Assignment:
How many lines in the data below include the word "JSON"? State the number alone.

---------------

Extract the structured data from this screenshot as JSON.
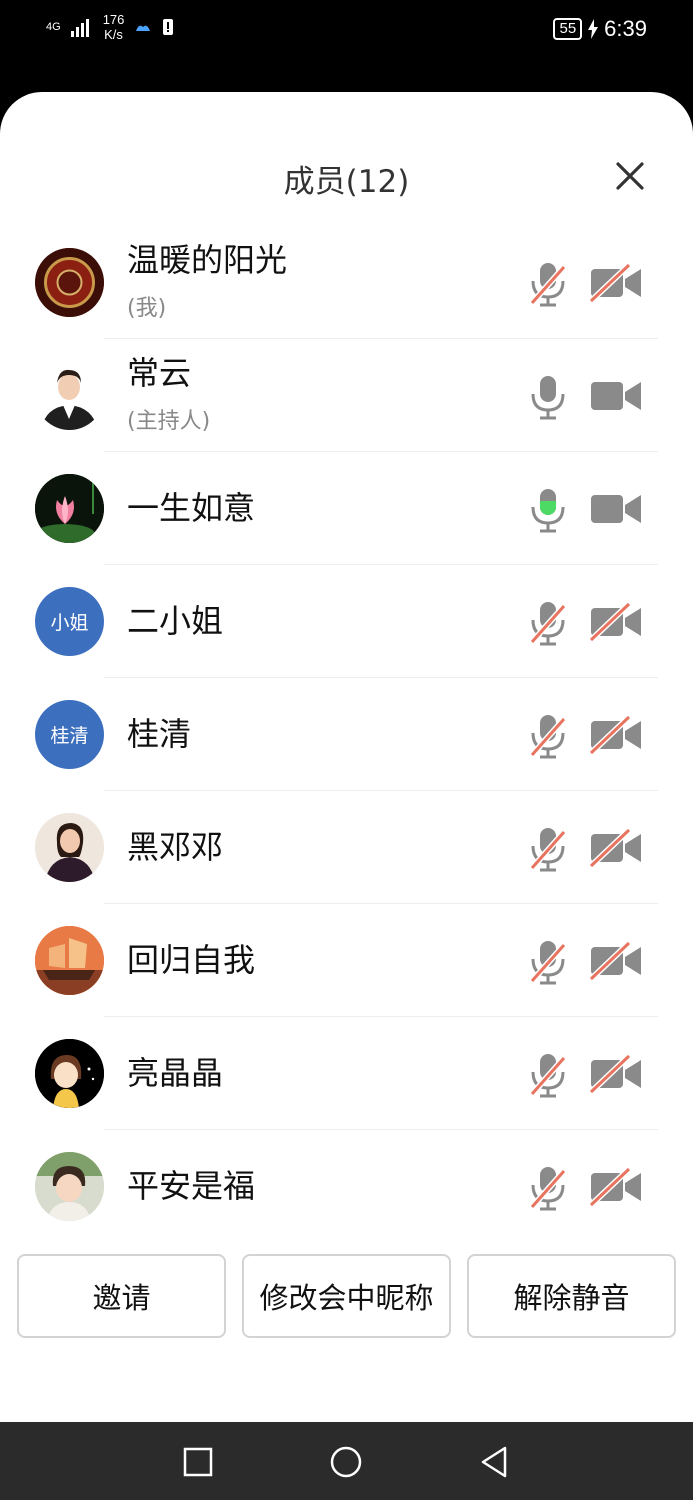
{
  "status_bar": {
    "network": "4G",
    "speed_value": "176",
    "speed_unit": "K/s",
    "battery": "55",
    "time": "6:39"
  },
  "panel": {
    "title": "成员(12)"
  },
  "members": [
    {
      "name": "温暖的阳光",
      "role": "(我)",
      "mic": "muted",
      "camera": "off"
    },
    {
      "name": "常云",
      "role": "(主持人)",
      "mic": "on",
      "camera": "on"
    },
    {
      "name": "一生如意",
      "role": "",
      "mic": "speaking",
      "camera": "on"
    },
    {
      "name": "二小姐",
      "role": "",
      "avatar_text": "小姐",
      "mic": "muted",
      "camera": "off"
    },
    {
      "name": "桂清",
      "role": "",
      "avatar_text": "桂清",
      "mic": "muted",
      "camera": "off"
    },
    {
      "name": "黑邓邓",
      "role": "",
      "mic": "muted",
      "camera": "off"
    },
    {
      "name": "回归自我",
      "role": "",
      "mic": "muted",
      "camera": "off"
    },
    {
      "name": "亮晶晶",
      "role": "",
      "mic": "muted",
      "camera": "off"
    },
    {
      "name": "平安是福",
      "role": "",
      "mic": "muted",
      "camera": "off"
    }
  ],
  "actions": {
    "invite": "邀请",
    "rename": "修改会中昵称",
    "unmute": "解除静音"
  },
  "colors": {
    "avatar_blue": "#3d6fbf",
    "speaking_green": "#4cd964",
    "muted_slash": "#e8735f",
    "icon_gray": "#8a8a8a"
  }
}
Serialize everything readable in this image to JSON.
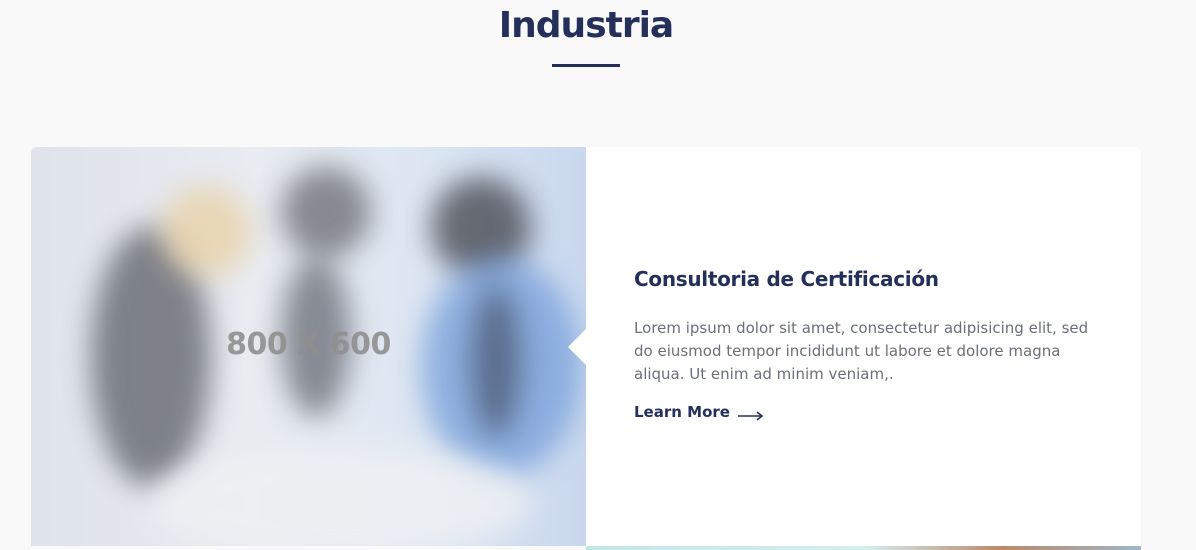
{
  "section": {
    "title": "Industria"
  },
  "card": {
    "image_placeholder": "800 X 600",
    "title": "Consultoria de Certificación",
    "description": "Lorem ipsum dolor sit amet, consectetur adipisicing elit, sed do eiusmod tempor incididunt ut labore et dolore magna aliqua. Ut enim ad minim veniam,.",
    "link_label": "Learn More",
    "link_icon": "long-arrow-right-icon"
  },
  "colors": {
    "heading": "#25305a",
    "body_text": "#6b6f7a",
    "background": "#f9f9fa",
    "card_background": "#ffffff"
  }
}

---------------

Response for this exercise:
2